Though Klinenberg accused her to be a shill for her client (evoking the debate moderator to phone a timeout and explain, “These aren’t… smoke people”), Fisher had science to back up her claims.

She’s learned the areas of the brain that are associated with romantic love, which she explained in depth after disclosing that she was planning to get into “the deep yogurt.” (we loved her.) The gist was that intimate love is a survival process, with its circuitry way below the cortex, alongside that which orchestrates thirst and hunger. “Technology cannot change the brain that is basic of romance,” she stated, “Technology is changing just how we court.” She described this as a shift to “slow love,” with dating dealing with an innovative new significance, and the pre-commitment stage being drawn away, giving today’s young people “even more time for romance.”

When this occurs, it had been contested whether she had even ever acceptably defined exactly what romance is — kicking off another circular discussion about whether matches are dates and times are romantic and romance means wedding or sex or even a nice afternoon. I’d say that at the least 10 % for the market had been deeply dumb or trolls that are serious.

But amid all this work chatter, it absolutely was apparent that the fundamental problem with dating apps may be the fundamental issue with every technology: cultural lag. We haven’t had these tools for long enough to possess a clear concept of how we’re likely to use them — what’s considerate, what’s kind, what’s rational, what’s cruel. An hour or so and 40 minutes of swiping to get one person to take a night out together with is actually not that daunting, contrasted towards the concept of standing around several bars that are different four hours and finding no body worth talking to. At precisely the same time, we understand what’s expected from us in a face-to-face conversation, and we also know notably less by what we’re supposed to do by having a contextless baseball card in a messaging thread you have to earnestly make every effort to have a look at — at work, whenever you’re linked to WiFi.
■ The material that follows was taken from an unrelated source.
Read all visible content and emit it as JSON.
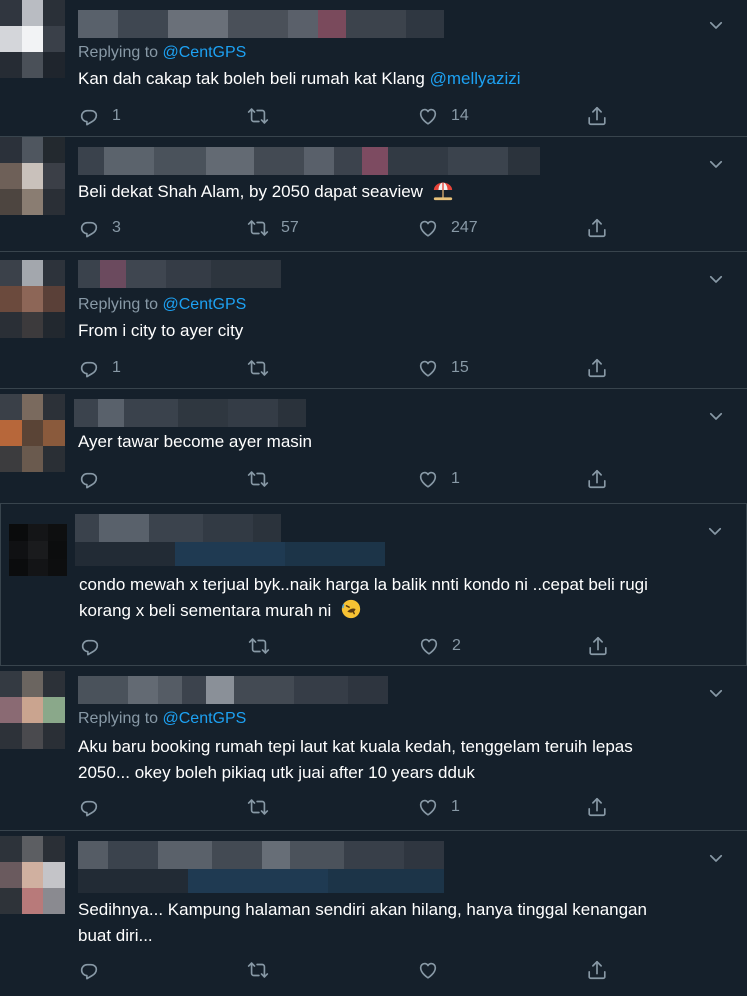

How come you Super Like individuals on Tinder?

Even as they’ve lost much of their stigma, dating apps have obtained a set that is transitional of cultural connotations and mismatched norms that border on dark comedy. Last month, I started building a Spotify playlist comprised of boys’ alternatives for the “My Anthem” field on Tinder, and wondered if it could be immoral showing it to anyone — self-presentation stripped of the context, forced back to being just art, but with a header that twisted it in to a ill joke.

Then a pal of mine texted me on Valentine’s Day to say he’d deleted all their dating apps — he’d gotten sick and tired of the notifications showing up at the person he’s been dating, also it appeared like the “healthy” choice. You can simply turn notifications down, I was thinking, exactly what we said ended up being “Wow! Exactly what a considerate and thing that is logical do.” Because, uh, just what do i am aware about how precisely anybody should act?

Also we met that friend on Tinder more than a 12 months ago! Possibly that is weird. We don’t know, and I also doubt it interests you. Definitely I would personally perhaps not result in the argument that dating apps are pleasant on a regular basis, or that a app that is dating helped find everlasting love for everyone who may have ever desired it, nonetheless it’s time to stop tossing anecdotal proof at a debate which has had been already ended with figures. You don’t worry about my Tinder tales and I don’t worry about yours. Love is achievable therefore the data says so.